Our Wired World

First Amendment and Social Media Don’t Mix

When it comes to speaking out, terms and conditions may apply…

by John David

Mr. David is president of David PR Group, in Miami Florida, a public relations firm focused on branding and strategic communication for businesses. He blogs regularly on topics of interest to salespeople, and shares them here. 

We feel it in our bones. Free speech is a cornerstone of our democracy, and the First Amendment guides many of our core beliefs. It shapes how we think as Americans and how we view ourselves compared to the rest of the world. But guess what? The First Amendment and social media don’t mix.

Yes, you can say practically anything online, often without legal consequence, but the First Amendment won’t protect you from losing your job, your livelihood or your reputation – and sometimes you lose all three.

Earlier this week, Hayley Geftman-Gold, a vice president and attorney for CBS, wrote on her Facebook page that she was not sympathetic to victims of the Las Vegas shooting because, she claimed, most country music fans are Republican. She was quickly fired.

Geftman-Gold wrote: “If they wouldn’t do anything when children were murdered I have no hope that Repugs will ever do the right thing. I’m actually not even sympathetic bc country music fans often are Republican gun toters.”

Nothing illegal about her comments. Her argument is insensitive and idiotic but well within her right to free expression as an American. Yet even a law license and a thorough understanding of the First Amendment didn’t help her keep her job.

Last year, United Airlines Pilot Michael Folk was suspended after tweeting that Hillary Clinton should be hanged for treason. Folk, who also serves in the West Virginia House of Delegates, let his political leanings, and some despicable word choices, directly impact his income. Again, he has every right to say it, but his employer didn’t, and shouldn’t, allow it.

Also last year, a Miami man went on an epic rant about the election in a local coffee shop. His disparaging words were captured on video and posted online, turning him into a viral sensation. The self-employed man lost clients almost immediately and is still rebuilding his tattered reputation. Did he say stuff that was offensive? Yes. Illegal or slanderous or defamatory? No. Yet severe punishment was meted out by the marketplace.

Careful what you say

Folk, who also serves in the West Virginia House of Delegates, let his political leanings, and some despicable word choices, directly impact his income

Though I feel like I have said this a million times, I will repeat that we have to be careful with what we say online and realize that every thought that pops into our head does not deserve to be a Facebook post or a tweet. I can’t defend the indefensible examples listed above, but many online problems arise from shoddy habits, poor word choices, failed attempts at humor, and even auto-correct. Exercise some extra care and you are much less likely to have a problem.

Careful where you say it

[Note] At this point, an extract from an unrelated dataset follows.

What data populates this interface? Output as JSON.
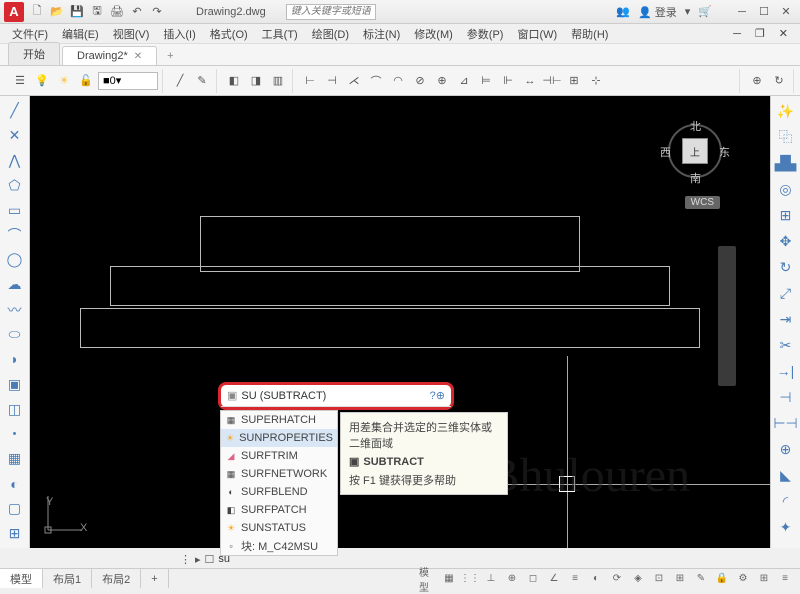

The average American can be caught on a surveillance camera 75 times per day. You are being watched in the bank, the grocery store and when you are pumping gas – and a bunch of other times each day. And when you erupt in the local bakery about the current price of scones, there are probably a dozen other confection lovers standing at the ready with cell phone cameras to film your blow up. We must be vigilant about our behavior because it is incredibly easy for all of us to be captured digitally and quickly publicized online.

Monitor yourself

Do me a solid and type your name into Google, right now. Is there anything on the first two to three pages that you don’t like? Is there anything coming up that will negatively impact your business? You won’t know unless you check. If you do business online, then you should be monitoring your online results continuously. It may be as simple as setting up a Google alert, but there are many efficient and cost-effective options available if you require something more robust. As an individual, you need not check your online results every day or even every week, but you should give yourself a Google check a few times per month.

If you find something negative online, be prepared to act. If an online crowd is forming over something you posted, a simple fix might be to engage, explain yourself, apologize or even delete it. If a situation is more dynamic, you might need some professional help. I’m always available to answer questions, so please feel free to reach out.